It may well be that new, low-fare airlines have no chance of
competing against their bigger, mighty brethren.
It is not merely because the big guys have the power of their
brand names, hub systems, frequent flyer programs, CRSs and so on.
It's because they can -- and often do -- repel any attack on their
systems by matching any service or fare advanced by the tiny
airlines, even an absurd discount available for only 24 hours.
The megas' strategies have the little guys complaining in
Congress and prompting the Transportation Department to investigate
whether the giants unfairly compete by offering such things as
overrides to agents. The freedom to compete, lest we forget, is
what airline deregulation is all about.
* * *
The question ultimately comes down to: Is there anything that a
new airline can provide that one of the big guys can't or
That's why a recent move by Detroit-based Pro Air to sign up
guaranteed business from gigantic corporations is so fascinating
and right-minded. The tiny airline that began with only two 737s a
year ago (July 4) slapped Northwest in the face by signing a deal
with GM and Chrysler, locking in current fares out of one of
Northwest's major hubs, high-priced Detroit, for five years.
In exchange for the discount service, GM and Chrysler are giving
to Pro Air an unstated monthly fee.
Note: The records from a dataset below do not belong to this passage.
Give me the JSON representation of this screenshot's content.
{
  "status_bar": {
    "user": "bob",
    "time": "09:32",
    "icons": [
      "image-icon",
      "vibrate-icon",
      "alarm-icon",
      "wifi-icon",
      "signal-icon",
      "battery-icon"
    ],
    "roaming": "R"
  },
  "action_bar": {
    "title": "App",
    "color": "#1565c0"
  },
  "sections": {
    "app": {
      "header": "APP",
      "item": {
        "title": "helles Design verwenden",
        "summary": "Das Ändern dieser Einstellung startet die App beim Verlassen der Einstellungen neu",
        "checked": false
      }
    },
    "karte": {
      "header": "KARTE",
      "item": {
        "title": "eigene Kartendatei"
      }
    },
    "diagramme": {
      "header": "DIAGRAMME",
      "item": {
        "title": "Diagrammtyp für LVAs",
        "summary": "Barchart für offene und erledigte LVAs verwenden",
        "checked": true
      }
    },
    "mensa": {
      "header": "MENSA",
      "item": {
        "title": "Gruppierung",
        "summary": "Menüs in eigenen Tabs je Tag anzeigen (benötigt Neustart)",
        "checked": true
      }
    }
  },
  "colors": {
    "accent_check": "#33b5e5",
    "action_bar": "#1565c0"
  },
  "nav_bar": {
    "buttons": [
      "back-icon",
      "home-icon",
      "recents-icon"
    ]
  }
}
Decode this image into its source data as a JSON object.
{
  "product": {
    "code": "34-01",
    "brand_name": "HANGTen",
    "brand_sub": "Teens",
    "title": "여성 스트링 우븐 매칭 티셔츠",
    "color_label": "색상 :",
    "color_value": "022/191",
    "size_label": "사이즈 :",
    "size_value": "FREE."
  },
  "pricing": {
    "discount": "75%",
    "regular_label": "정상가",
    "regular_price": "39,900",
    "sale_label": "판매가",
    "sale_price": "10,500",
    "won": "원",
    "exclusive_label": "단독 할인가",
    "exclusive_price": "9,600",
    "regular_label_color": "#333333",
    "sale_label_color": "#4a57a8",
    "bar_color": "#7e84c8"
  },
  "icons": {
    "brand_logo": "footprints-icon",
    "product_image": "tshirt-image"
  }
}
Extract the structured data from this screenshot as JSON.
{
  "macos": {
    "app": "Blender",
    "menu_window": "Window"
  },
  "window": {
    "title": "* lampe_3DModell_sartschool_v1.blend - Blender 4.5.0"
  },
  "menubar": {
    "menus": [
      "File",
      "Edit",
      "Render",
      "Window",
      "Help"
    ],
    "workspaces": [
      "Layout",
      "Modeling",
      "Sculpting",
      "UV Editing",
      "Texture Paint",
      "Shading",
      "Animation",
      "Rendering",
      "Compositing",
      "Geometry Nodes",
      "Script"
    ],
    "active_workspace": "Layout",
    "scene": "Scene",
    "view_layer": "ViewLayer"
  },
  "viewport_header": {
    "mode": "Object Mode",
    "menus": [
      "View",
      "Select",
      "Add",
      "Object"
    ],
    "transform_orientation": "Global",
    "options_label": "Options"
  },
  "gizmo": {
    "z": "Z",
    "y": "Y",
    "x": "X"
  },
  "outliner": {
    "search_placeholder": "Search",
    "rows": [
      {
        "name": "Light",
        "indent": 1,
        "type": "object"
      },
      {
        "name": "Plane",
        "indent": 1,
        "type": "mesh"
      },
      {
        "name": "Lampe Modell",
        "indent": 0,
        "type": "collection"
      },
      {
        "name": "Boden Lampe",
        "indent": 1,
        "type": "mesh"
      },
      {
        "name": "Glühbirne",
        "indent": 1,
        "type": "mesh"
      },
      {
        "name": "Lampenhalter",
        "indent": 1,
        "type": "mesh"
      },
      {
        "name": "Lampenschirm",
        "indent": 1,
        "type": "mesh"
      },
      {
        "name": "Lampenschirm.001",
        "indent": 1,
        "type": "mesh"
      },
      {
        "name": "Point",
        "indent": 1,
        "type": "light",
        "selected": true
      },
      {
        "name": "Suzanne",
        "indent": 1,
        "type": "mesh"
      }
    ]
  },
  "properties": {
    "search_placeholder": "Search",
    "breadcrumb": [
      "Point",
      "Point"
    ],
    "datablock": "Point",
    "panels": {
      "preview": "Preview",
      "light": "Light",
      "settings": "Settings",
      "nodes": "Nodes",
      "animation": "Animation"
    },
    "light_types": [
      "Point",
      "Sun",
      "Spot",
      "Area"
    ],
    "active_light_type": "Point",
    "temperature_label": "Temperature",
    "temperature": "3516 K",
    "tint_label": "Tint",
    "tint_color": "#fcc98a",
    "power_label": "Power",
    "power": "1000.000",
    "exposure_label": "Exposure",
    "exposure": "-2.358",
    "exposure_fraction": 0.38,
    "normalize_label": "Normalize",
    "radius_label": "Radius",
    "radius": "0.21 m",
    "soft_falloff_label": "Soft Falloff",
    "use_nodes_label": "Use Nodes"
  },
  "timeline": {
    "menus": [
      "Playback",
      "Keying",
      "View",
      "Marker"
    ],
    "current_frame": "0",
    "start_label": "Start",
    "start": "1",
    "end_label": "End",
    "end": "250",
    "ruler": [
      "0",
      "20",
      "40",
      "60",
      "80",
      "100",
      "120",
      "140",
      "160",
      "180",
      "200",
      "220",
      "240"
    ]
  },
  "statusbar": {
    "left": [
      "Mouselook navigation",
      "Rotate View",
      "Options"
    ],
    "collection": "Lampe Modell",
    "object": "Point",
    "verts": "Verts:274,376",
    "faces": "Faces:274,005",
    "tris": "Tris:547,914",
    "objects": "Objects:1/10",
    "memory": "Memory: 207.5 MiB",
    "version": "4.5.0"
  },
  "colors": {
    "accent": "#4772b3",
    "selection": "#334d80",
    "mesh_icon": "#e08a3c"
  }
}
To be sure, Pro Air only serves
four routes, offering fares of $69 between Detroit City Airport and
Indianapolis, and $79 between Detroit and New York (Newark),
Philadelphia and Baltimore.
Chrysler expects to save up to $3 million and GM up to $6
million annually by using these services, moving 25 to 40 employees
and top suppliers a day. In addition, the firms' employees, spouses
and dependents under 21 are offered a leisure travel standby fare
of $25 per flight.
U.S. corporations for years have proved to be no match for the
big airlines. This move injects a bit of competition into the
picture. It does not stop Pro Air, which has been shopping other
companies in Detroit, from making other deals and growing in that
fashion. It is the way to compete.